What separates us modelers from model collectors -- the guys who buy pre-assembled, pre-painted diecast models -- is that we are engineers, craftsmen, artists. At least we aspire to be. You see, anyone with the money can buy a diecast model and put it on a shelf. Modelers are better than that. We create representations of aircraft, armor, ships, and vehicles with our hands. The models that sit in our display cases showcase our skill, talent, and experience. That's a privilege that people who engage in other hobbies enjoy.
I worry that every year we hand off that responsibility to the aftermarket industry. (To be clear, I don't fault the industry. They're simply giving us what we ask for.) I present the following evidence to the court:
- Resin cockpits
- Pre-painted photoetch
- Canopy masks
- Camouflage masks
- Off-the-shelf weathering washes
- Paint chip decals
- Printed flightline surfaces
If you use any of these products, you are lazy. When I use them (and I admit I do) I lose a little bit of self-respect. I firmly believe that with practice and time I -- and you -- can master the effects that all of these items provide. The sense of pride we'd would feel would be much greater than simply using a collection of pre-made bits and pieces in an effort to build something "better."

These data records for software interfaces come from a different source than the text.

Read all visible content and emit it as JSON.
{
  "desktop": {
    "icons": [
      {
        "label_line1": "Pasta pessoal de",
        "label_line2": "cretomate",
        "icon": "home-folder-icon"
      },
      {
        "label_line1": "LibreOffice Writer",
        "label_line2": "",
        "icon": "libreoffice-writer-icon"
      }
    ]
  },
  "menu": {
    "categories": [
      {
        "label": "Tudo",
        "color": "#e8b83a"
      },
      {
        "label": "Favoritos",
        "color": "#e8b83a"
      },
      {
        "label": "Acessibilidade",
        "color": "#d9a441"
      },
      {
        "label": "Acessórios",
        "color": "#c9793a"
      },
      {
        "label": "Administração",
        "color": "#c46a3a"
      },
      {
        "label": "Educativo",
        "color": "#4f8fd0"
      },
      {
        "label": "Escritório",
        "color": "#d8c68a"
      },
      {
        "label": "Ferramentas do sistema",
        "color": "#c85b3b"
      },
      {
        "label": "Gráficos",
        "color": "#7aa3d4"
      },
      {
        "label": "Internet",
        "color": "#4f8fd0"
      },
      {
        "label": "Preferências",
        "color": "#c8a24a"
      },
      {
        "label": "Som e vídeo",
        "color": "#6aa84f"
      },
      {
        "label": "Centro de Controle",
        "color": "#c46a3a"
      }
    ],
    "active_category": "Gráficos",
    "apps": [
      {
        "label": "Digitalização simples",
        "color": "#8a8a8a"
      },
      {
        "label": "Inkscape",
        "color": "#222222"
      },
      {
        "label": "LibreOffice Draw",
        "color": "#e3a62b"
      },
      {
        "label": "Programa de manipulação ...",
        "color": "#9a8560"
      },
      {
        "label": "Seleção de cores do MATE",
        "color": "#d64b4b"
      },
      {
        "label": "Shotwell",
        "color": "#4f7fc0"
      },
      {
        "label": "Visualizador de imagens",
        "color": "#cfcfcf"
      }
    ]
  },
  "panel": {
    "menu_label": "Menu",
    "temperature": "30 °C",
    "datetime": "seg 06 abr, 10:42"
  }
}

Here's a recent example. Some modelers are asking the decal manufacturers to produce decals for the RAM panels on the new 1/72 F-35 kits. Really? I admit, masking them will be tedious, but won't that result in something better? And isn't tedious what this hobby is all about? How many times has someone looked at your models and said, "Oh, I could never be that patient." But we are. At least we used to be.
I know, you could argue that model kits themselves are cheating when we could build models from scratch. That's true. I could also manufacture my own paints and glues. But we have to draw the line somewhere, otherwise we'll find ourselves admiring 200 tables of diecast models at the 2025 IPMS National Convention.
Here's my advice. Don't be afraid to rely on your skills to do what seems difficult. You'll find a greater sense of satisfaction.